BEGIN Materials provided
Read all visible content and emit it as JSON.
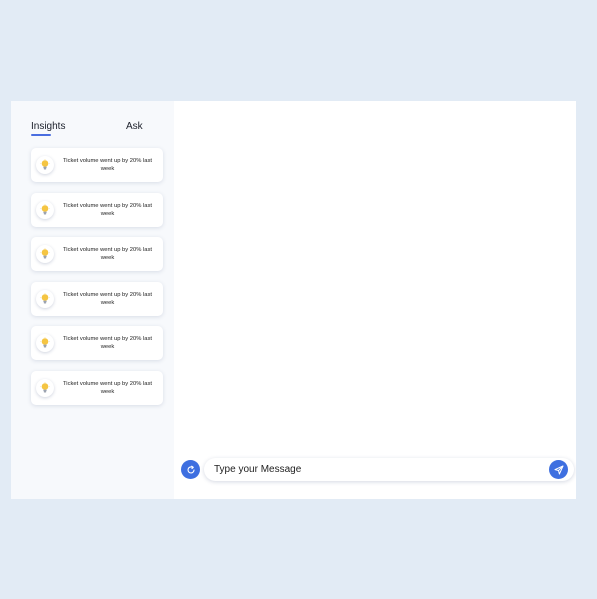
{
  "tabs": {
    "insights_label": "Insights",
    "ask_label": "Ask",
    "active": "insights"
  },
  "insights": [
    {
      "text": "Ticket volume went up by 20% last week",
      "icon": "lightbulb-icon"
    },
    {
      "text": "Ticket volume went up by 20% last week",
      "icon": "lightbulb-icon"
    },
    {
      "text": "Ticket volume went up by 20% last week",
      "icon": "lightbulb-icon"
    },
    {
      "text": "Ticket volume went up by 20% last week",
      "icon": "lightbulb-icon"
    },
    {
      "text": "Ticket volume went up by 20% last week",
      "icon": "lightbulb-icon"
    },
    {
      "text": "Ticket volume went up by 20% last week",
      "icon": "lightbulb-icon"
    }
  ],
  "chat": {
    "input_placeholder": "Type your Message",
    "input_value": "",
    "refresh_icon": "refresh-icon",
    "send_icon": "send-icon"
  },
  "colors": {
    "page_background": "#e2ebf5",
    "accent": "#3e6fe0",
    "sidebar_background": "#f7f9fc",
    "bulb": "#f5c542"
  }
}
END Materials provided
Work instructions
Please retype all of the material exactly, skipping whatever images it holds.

Finished task
Read all visible content and emit it as JSON.
{
  "tabs": {
    "insights_label": "Insights",
    "ask_label": "Ask",
    "active": "insights"
  },
  "insights": [
    {
      "text": "Ticket volume went up by 20% last week",
      "icon": "lightbulb-icon"
    },
    {
      "text": "Ticket volume went up by 20% last week",
      "icon": "lightbulb-icon"
    },
    {
      "text": "Ticket volume went up by 20% last week",
      "icon": "lightbulb-icon"
    },
    {
      "text": "Ticket volume went up by 20% last week",
      "icon": "lightbulb-icon"
    },
    {
      "text": "Ticket volume went up by 20% last week",
      "icon": "lightbulb-icon"
    },
    {
      "text": "Ticket volume went up by 20% last week",
      "icon": "lightbulb-icon"
    }
  ],
  "chat": {
    "input_placeholder": "Type your Message",
    "input_value": "",
    "refresh_icon": "refresh-icon",
    "send_icon": "send-icon"
  },
  "colors": {
    "page_background": "#e2ebf5",
    "accent": "#3e6fe0",
    "sidebar_background": "#f7f9fc",
    "bulb": "#f5c542"
  }
}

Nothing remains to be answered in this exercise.